Source information:
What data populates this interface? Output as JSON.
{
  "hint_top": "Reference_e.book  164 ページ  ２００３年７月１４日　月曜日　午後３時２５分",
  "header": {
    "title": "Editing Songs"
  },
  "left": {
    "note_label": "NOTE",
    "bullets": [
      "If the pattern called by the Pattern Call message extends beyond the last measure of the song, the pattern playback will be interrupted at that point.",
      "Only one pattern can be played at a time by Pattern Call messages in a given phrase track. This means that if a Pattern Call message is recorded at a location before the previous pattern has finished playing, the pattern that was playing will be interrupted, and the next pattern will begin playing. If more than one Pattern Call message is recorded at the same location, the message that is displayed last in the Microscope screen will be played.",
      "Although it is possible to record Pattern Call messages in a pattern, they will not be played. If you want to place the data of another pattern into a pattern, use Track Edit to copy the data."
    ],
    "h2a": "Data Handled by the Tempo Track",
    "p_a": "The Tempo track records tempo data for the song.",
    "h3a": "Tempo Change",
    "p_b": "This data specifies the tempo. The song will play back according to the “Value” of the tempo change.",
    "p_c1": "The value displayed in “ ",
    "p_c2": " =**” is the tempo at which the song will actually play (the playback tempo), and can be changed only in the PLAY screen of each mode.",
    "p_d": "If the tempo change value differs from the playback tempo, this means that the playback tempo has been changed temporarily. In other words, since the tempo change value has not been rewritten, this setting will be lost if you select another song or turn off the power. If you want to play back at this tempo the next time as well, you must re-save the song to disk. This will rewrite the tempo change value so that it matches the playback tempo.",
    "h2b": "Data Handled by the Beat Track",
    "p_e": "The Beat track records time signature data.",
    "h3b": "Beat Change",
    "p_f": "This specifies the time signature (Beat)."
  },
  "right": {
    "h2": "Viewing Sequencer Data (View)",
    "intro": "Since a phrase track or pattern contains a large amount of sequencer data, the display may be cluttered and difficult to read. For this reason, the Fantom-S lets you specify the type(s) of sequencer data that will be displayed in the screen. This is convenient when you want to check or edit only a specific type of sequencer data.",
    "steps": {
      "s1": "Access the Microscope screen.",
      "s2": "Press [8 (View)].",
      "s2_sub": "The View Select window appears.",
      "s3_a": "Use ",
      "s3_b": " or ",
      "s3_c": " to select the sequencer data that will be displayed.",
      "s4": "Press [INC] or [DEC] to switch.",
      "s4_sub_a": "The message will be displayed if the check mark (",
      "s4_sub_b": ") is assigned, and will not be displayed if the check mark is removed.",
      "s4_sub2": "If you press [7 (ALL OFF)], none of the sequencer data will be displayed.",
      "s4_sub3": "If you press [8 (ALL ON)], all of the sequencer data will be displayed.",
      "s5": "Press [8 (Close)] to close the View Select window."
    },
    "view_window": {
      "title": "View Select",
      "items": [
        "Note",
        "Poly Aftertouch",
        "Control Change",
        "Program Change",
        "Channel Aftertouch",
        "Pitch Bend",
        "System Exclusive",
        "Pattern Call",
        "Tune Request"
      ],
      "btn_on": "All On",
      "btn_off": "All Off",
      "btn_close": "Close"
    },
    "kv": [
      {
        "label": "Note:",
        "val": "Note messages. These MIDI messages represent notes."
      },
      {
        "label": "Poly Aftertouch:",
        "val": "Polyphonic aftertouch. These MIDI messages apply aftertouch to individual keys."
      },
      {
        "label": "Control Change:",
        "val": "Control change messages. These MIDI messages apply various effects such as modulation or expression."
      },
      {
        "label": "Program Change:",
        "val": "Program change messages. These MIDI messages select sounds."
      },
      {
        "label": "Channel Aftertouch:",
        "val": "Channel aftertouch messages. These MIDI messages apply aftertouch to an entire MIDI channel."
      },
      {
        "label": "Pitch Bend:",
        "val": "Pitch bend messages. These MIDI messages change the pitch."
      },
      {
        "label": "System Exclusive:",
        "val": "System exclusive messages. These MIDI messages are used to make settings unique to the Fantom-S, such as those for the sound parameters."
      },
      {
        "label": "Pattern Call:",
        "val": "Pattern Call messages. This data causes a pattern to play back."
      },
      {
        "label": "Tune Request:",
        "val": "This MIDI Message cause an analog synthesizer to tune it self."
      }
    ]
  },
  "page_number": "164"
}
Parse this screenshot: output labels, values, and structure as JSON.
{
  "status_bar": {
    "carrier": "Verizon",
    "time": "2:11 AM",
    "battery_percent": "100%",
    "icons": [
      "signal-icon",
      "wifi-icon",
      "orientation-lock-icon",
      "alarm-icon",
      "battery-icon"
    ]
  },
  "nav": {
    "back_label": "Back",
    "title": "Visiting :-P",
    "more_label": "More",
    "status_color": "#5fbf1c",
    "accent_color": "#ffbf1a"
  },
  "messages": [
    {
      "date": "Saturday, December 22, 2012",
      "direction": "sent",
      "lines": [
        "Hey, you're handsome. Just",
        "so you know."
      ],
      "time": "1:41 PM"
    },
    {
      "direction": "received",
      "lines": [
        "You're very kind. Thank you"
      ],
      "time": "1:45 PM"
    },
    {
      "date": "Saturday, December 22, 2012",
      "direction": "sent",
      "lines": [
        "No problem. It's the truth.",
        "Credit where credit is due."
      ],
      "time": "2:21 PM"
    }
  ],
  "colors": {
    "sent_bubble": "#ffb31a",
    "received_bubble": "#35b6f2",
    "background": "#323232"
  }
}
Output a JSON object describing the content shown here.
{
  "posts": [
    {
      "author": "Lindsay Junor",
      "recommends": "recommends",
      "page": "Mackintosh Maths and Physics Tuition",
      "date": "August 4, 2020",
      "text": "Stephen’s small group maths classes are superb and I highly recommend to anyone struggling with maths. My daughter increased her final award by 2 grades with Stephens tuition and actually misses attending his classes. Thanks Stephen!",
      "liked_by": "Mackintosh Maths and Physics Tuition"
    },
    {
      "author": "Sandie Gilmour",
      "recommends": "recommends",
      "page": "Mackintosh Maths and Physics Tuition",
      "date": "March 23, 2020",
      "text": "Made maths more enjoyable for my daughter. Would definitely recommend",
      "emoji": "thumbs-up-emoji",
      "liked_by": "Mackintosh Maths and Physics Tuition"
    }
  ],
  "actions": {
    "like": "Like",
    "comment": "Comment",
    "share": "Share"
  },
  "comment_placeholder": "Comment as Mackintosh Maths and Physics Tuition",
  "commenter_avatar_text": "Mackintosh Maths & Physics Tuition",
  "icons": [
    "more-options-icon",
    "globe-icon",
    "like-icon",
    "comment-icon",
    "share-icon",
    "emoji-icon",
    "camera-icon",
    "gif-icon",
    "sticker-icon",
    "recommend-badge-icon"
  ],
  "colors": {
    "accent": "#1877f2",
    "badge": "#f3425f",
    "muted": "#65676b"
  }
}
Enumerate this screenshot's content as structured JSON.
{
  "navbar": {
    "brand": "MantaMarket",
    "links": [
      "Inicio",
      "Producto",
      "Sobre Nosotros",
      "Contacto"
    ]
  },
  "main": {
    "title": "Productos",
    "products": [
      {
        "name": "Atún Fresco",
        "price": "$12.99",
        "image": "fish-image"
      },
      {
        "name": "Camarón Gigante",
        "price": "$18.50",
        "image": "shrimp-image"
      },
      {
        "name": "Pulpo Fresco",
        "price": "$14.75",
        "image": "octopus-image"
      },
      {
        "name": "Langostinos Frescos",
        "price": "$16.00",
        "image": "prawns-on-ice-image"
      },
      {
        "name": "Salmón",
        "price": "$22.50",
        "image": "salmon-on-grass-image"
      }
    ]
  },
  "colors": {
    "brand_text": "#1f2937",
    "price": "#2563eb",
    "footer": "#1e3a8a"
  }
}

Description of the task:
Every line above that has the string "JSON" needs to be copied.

Answer to this task:
What data populates this interface? Output as JSON.
Parse this screenshot: output labels, values, and structure as JSON.
Output a JSON object describing the content shown here.
Enumerate this screenshot's content as structured JSON.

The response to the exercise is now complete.